Below you will find a set of lines. Repeat them all exactly.

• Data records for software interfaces
---+---

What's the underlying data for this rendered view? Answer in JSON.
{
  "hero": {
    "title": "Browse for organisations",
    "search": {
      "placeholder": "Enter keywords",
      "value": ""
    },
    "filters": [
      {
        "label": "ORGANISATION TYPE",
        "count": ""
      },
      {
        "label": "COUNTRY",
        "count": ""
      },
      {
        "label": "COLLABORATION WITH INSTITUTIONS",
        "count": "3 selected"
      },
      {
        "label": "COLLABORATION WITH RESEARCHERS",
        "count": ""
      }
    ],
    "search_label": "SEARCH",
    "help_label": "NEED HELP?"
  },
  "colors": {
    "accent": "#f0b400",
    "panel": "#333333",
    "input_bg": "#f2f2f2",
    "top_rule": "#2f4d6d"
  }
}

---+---

• RESPONSE BOX
What's the underlying data for this rendered view? Answer in JSON.
{
  "hero": {
    "title": "Browse for organisations",
    "search": {
      "placeholder": "Enter keywords",
      "value": ""
    },
    "filters": [
      {
        "label": "ORGANISATION TYPE",
        "count": ""
      },
      {
        "label": "COUNTRY",
        "count": ""
      },
      {
        "label": "COLLABORATION WITH INSTITUTIONS",
        "count": "3 selected"
      },
      {
        "label": "COLLABORATION WITH RESEARCHERS",
        "count": ""
      }
    ],
    "search_label": "SEARCH",
    "help_label": "NEED HELP?"
  },
  "colors": {
    "accent": "#f0b400",
    "panel": "#333333",
    "input_bg": "#f2f2f2",
    "top_rule": "#2f4d6d"
  }
}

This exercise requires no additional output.